| What is expected |
Nothing in the records may be left out; restate them word for word.

| Material for this exercise |
BEGIN

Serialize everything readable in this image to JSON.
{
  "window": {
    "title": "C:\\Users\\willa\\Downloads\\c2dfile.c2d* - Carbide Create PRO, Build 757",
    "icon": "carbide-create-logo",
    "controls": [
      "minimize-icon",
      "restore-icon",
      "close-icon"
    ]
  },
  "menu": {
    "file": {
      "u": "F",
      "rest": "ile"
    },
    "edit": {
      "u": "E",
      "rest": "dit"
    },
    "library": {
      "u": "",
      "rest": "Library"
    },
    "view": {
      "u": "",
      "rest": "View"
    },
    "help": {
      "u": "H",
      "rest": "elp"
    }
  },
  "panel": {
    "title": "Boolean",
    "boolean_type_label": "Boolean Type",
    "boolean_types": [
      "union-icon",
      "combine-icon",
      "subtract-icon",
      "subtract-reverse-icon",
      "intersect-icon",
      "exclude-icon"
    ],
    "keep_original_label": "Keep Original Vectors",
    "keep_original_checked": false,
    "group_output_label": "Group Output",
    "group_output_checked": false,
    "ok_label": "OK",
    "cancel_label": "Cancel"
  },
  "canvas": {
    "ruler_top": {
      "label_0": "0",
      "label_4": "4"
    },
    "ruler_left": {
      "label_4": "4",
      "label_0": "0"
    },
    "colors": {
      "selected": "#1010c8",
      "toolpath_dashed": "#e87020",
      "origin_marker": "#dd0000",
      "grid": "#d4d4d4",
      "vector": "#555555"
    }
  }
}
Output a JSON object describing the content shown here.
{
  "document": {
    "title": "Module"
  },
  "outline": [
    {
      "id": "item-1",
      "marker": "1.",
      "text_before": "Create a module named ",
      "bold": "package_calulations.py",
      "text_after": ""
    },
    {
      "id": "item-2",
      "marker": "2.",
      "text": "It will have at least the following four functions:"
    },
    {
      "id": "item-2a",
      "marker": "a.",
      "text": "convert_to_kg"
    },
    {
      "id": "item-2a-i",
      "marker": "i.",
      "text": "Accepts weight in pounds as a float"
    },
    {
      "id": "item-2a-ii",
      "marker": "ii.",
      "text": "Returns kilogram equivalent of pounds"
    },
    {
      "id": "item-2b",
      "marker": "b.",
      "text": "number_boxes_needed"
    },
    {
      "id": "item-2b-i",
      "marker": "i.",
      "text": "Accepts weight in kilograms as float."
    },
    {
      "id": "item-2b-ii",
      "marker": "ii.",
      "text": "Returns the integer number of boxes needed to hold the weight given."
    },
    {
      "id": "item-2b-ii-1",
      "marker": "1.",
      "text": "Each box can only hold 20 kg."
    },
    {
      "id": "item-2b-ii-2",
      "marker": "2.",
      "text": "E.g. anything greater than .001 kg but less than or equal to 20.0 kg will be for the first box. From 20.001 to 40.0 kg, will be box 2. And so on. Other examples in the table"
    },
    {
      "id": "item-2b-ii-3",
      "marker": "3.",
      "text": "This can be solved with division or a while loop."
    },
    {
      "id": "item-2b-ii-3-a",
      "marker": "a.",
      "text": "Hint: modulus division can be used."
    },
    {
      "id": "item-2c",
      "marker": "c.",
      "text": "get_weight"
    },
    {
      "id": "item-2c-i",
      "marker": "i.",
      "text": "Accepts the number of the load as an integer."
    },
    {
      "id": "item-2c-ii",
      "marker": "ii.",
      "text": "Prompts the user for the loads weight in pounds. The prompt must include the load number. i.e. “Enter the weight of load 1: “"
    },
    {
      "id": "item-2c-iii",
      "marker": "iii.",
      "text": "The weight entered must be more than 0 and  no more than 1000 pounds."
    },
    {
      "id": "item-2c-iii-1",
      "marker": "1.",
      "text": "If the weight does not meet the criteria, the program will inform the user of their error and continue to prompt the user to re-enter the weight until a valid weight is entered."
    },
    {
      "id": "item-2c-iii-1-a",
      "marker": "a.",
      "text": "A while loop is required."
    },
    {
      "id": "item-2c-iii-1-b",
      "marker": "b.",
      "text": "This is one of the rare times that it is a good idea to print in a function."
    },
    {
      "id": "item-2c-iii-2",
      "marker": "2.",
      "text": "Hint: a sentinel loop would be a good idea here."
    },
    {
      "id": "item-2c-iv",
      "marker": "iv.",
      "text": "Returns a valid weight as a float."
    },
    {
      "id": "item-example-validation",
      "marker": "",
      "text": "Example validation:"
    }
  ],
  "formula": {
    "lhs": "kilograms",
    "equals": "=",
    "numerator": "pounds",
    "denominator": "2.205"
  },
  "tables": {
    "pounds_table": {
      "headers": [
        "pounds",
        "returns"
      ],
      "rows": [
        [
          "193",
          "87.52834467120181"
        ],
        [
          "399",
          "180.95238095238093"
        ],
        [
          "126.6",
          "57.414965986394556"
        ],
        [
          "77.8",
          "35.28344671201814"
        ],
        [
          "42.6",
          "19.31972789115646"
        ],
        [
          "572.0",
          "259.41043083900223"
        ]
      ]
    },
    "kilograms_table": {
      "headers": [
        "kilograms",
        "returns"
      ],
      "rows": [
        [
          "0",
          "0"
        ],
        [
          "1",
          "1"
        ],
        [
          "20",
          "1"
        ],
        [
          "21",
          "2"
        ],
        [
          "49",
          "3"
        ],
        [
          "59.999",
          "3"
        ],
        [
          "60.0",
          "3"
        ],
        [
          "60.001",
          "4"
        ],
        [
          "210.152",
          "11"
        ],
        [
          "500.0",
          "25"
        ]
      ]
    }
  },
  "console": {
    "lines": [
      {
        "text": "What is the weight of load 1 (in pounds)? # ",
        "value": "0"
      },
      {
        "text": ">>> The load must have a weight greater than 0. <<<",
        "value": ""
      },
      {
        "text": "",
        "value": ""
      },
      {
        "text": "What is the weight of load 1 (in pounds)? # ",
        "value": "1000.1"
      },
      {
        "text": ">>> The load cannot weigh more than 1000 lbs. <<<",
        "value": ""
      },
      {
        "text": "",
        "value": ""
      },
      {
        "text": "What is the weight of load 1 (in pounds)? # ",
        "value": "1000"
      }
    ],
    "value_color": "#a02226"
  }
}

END

| Response to the task |
Serialize everything readable in this image to JSON.
{
  "window": {
    "title": "C:\\Users\\willa\\Downloads\\c2dfile.c2d* - Carbide Create PRO, Build 757",
    "icon": "carbide-create-logo",
    "controls": [
      "minimize-icon",
      "restore-icon",
      "close-icon"
    ]
  },
  "menu": {
    "file": {
      "u": "F",
      "rest": "ile"
    },
    "edit": {
      "u": "E",
      "rest": "dit"
    },
    "library": {
      "u": "",
      "rest": "Library"
    },
    "view": {
      "u": "",
      "rest": "View"
    },
    "help": {
      "u": "H",
      "rest": "elp"
    }
  },
  "panel": {
    "title": "Boolean",
    "boolean_type_label": "Boolean Type",
    "boolean_types": [
      "union-icon",
      "combine-icon",
      "subtract-icon",
      "subtract-reverse-icon",
      "intersect-icon",
      "exclude-icon"
    ],
    "keep_original_label": "Keep Original Vectors",
    "keep_original_checked": false,
    "group_output_label": "Group Output",
    "group_output_checked": false,
    "ok_label": "OK",
    "cancel_label": "Cancel"
  },
  "canvas": {
    "ruler_top": {
      "label_0": "0",
      "label_4": "4"
    },
    "ruler_left": {
      "label_4": "4",
      "label_0": "0"
    },
    "colors": {
      "selected": "#1010c8",
      "toolpath_dashed": "#e87020",
      "origin_marker": "#dd0000",
      "grid": "#d4d4d4",
      "vector": "#555555"
    }
  }
}
Output a JSON object describing the content shown here.
{
  "document": {
    "title": "Module"
  },
  "outline": [
    {
      "id": "item-1",
      "marker": "1.",
      "text_before": "Create a module named ",
      "bold": "package_calulations.py",
      "text_after": ""
    },
    {
      "id": "item-2",
      "marker": "2.",
      "text": "It will have at least the following four functions:"
    },
    {
      "id": "item-2a",
      "marker": "a.",
      "text": "convert_to_kg"
    },
    {
      "id": "item-2a-i",
      "marker": "i.",
      "text": "Accepts weight in pounds as a float"
    },
    {
      "id": "item-2a-ii",
      "marker": "ii.",
      "text": "Returns kilogram equivalent of pounds"
    },
    {
      "id": "item-2b",
      "marker": "b.",
      "text": "number_boxes_needed"
    },
    {
      "id": "item-2b-i",
      "marker": "i.",
      "text": "Accepts weight in kilograms as float."
    },
    {
      "id": "item-2b-ii",
      "marker": "ii.",
      "text": "Returns the integer number of boxes needed to hold the weight given."
    },
    {
      "id": "item-2b-ii-1",
      "marker": "1.",
      "text": "Each box can only hold 20 kg."
    },
    {
      "id": "item-2b-ii-2",
      "marker": "2.",
      "text": "E.g. anything greater than .001 kg but less than or equal to 20.0 kg will be for the first box. From 20.001 to 40.0 kg, will be box 2. And so on. Other examples in the table"
    },
    {
      "id": "item-2b-ii-3",
      "marker": "3.",
      "text": "This can be solved with division or a while loop."
    },
    {
      "id": "item-2b-ii-3-a",
      "marker": "a.",
      "text": "Hint: modulus division can be used."
    },
    {
      "id": "item-2c",
      "marker": "c.",
      "text": "get_weight"
    },
    {
      "id": "item-2c-i",
      "marker": "i.",
      "text": "Accepts the number of the load as an integer."
    },
    {
      "id": "item-2c-ii",
      "marker": "ii.",
      "text": "Prompts the user for the loads weight in pounds. The prompt must include the load number. i.e. “Enter the weight of load 1: “"
    },
    {
      "id": "item-2c-iii",
      "marker": "iii.",
      "text": "The weight entered must be more than 0 and  no more than 1000 pounds."
    },
    {
      "id": "item-2c-iii-1",
      "marker": "1.",
      "text": "If the weight does not meet the criteria, the program will inform the user of their error and continue to prompt the user to re-enter the weight until a valid weight is entered."
    },
    {
      "id": "item-2c-iii-1-a",
      "marker": "a.",
      "text": "A while loop is required."
    },
    {
      "id": "item-2c-iii-1-b",
      "marker": "b.",
      "text": "This is one of the rare times that it is a good idea to print in a function."
    },
    {
      "id": "item-2c-iii-2",
      "marker": "2.",
      "text": "Hint: a sentinel loop would be a good idea here."
    },
    {
      "id": "item-2c-iv",
      "marker": "iv.",
      "text": "Returns a valid weight as a float."
    },
    {
      "id": "item-example-validation",
      "marker": "",
      "text": "Example validation:"
    }
  ],
  "formula": {
    "lhs": "kilograms",
    "equals": "=",
    "numerator": "pounds",
    "denominator": "2.205"
  },
  "tables": {
    "pounds_table": {
      "headers": [
        "pounds",
        "returns"
      ],
      "rows": [
        [
          "193",
          "87.52834467120181"
        ],
        [
          "399",
          "180.95238095238093"
        ],
        [
          "126.6",
          "57.414965986394556"
        ],
        [
          "77.8",
          "35.28344671201814"
        ],
        [
          "42.6",
          "19.31972789115646"
        ],
        [
          "572.0",
          "259.41043083900223"
        ]
      ]
    },
    "kilograms_table": {
      "headers": [
        "kilograms",
        "returns"
      ],
      "rows": [
        [
          "0",
          "0"
        ],
        [
          "1",
          "1"
        ],
        [
          "20",
          "1"
        ],
        [
          "21",
          "2"
        ],
        [
          "49",
          "3"
        ],
        [
          "59.999",
          "3"
        ],
        [
          "60.0",
          "3"
        ],
        [
          "60.001",
          "4"
        ],
        [
          "210.152",
          "11"
        ],
        [
          "500.0",
          "25"
        ]
      ]
    }
  },
  "console": {
    "lines": [
      {
        "text": "What is the weight of load 1 (in pounds)? # ",
        "value": "0"
      },
      {
        "text": ">>> The load must have a weight greater than 0. <<<",
        "value": ""
      },
      {
        "text": "",
        "value": ""
      },
      {
        "text": "What is the weight of load 1 (in pounds)? # ",
        "value": "1000.1"
      },
      {
        "text": ">>> The load cannot weigh more than 1000 lbs. <<<",
        "value": ""
      },
      {
        "text": "",
        "value": ""
      },
      {
        "text": "What is the weight of load 1 (in pounds)? # ",
        "value": "1000"
      }
    ],
    "value_color": "#a02226"
  }
}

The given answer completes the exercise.